1882: Matson Navigation Co. is founded. He sails his schooner Emma Claudina (with help from sugar magnate Claus Spreckels) to Hawaii.

1887: The first of the vessels named Lurline joins the fleet. It later runs aground.

1908: The second Lurline, a 51-passenger steamer, is christened by Matson’s daughter, Lurline.

1910: Encouraged by the success of the Lurline, the Wilhelmina is introduced.

1917: Matson dies at 67

World War I: The government requisitions most of the Matson fleet.

1927: The speedy Malolo becomes the hot-shot ship ferrying passengers to and from Hawaii.

1930-32: Mariposa, Monterey and a third Lurline are built.

1934: Passengers sometimes bring cars aboard the Lurline, but this passenger brings a Lockheed Vega on a sailing to Honolulu.
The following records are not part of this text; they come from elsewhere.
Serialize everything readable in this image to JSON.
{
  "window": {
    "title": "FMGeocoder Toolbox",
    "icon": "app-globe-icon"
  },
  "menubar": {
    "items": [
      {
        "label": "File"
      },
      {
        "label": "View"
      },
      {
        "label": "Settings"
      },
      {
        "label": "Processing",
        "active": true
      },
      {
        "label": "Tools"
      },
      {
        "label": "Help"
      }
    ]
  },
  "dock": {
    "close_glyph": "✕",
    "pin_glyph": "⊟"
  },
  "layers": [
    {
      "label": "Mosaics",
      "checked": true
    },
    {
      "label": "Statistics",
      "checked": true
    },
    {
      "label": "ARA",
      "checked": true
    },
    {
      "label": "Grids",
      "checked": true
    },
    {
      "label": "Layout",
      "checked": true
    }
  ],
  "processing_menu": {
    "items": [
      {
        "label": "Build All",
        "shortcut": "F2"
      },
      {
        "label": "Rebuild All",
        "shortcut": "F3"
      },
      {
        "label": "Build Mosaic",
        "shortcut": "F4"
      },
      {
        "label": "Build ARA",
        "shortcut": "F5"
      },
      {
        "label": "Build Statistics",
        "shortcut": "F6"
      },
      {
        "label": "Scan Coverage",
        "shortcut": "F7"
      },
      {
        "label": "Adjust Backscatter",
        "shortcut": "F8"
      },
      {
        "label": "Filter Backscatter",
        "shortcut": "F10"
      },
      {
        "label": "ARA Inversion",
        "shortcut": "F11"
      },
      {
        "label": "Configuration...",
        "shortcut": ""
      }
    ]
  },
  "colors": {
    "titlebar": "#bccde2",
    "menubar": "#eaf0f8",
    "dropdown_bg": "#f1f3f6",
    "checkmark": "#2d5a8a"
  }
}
Her name: Amelia Earhart.

Dec. 7, 1941: After the attack on Pearl Harbor, the Lurline, Mariposa, Monterey and Matsonia become troop transport ships, often carrying more than 3,000 service members at a time.

September 1945: VJ Day marks Japan’s surrender on Sept. 2. By the end of their wartime service, the four Matson passenger ships have traveled nearly 1 1/2 million miles and carried nearly three-quarters-of-a million passengers/troops.

April 15, 1948: The Lurline returns to passenger service after a $20-million refurbishment (about $198 million today, after adjusting for inflation).

1955: Thanks to a new building program, the Mariposa and Monterey are born again; the old Monterey becomes the Matsonia.

1958: Actress Dorothy Lamour christens the Matson sales office at Powell and Geary streets in San Francisco; she had sailed with Matson in 1941.

1963: The Lurline is damaged and sold.

December 1963: The Matsonia becomes Lurline No. 4. It is the last passenger ship by that name, but in 1973, a freight vessel is christened Lurline.

1970: Matson leaves the cruise business.

Sources:; “To Honolulu in Five Days: Cruising Aboard Matson’s S.S. Lurline,” by Lynn Blocker Krantz, Nick Krantz and Mary Thiele Fobian; The Los Angeles Times